Radhanath Swami explains that people from around the world are “sitting around the same little baskets of flowers, plucking petals, irrespective of what status, caste, sex or economic bracket we came from. Despite our incredibly amazing differences, we are one in our love for God, in our compassion for each other, and in our appreciation for each other.”
In the evening the petals are showered upon temple deities as the crowds sing devotional music (kirtan). Then, for the finale, guests deluge each other with the flower petals.
“This is going to be very intimate and transformative,” says Shivani. While there may be hundreds at the festival and the retreat, this spiritual tour will be for a very small group.
The twins will share their knowledge and passion, non-stop. Plus, morning sessions of breathwork, meditation, and hatha yoga can be tailored for the participants’ needs and preferences.
“We will have fun, long-lasting relationships/friendships and simultaneously explore the true wealth and potential that lies within all of us. This journey is meant to expose us to a newer dimension of reality beyond the myriad of roles that we play in our day-to-day lives. This journey will provide us with a strong foundational rhythm that connects us beyond the mind, the materialism, and the distractions.”
Finally, this all-inclusive trip costs what some pay for airfare, alone. It’s so affordable because it’s built upon seva. You get airfare, meals, accommodations, ground and regional air transportation, two full-time guides, plenty of workshops, and Hatha and Bhakti yoga for about $1,500.
Plus, there’s plenty of time to save up your money. This incredible journey designed to awaken you to embrace spirituality isn’t until January of 2019, but spaces are almost full.
Weigh the benefits of a ski trip in the mountains, museum hopping, or sunning on the beach, versus a spiritual tour. This is a no-brainer. Embrace spirituality. Transform your heart and your life. The value is immeasurable.

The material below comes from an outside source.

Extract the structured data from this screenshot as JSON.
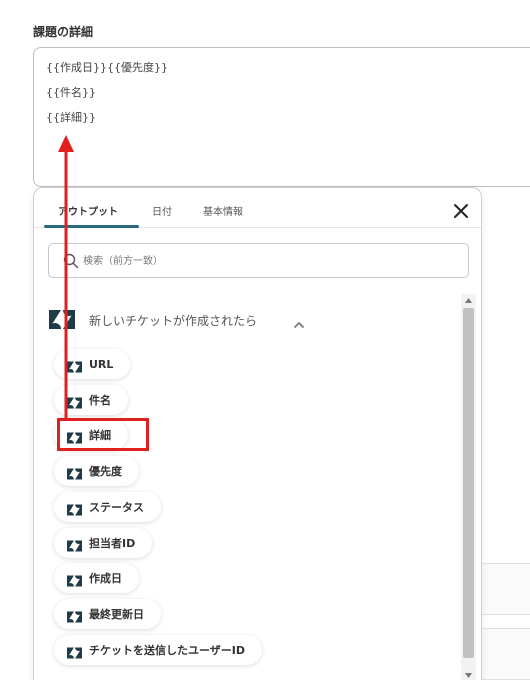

In closing, Shivani says, “You will dive deep into the culture and lifestyle of the path of yoga that guides us towards God through love, devotion, prayers, and meditation.”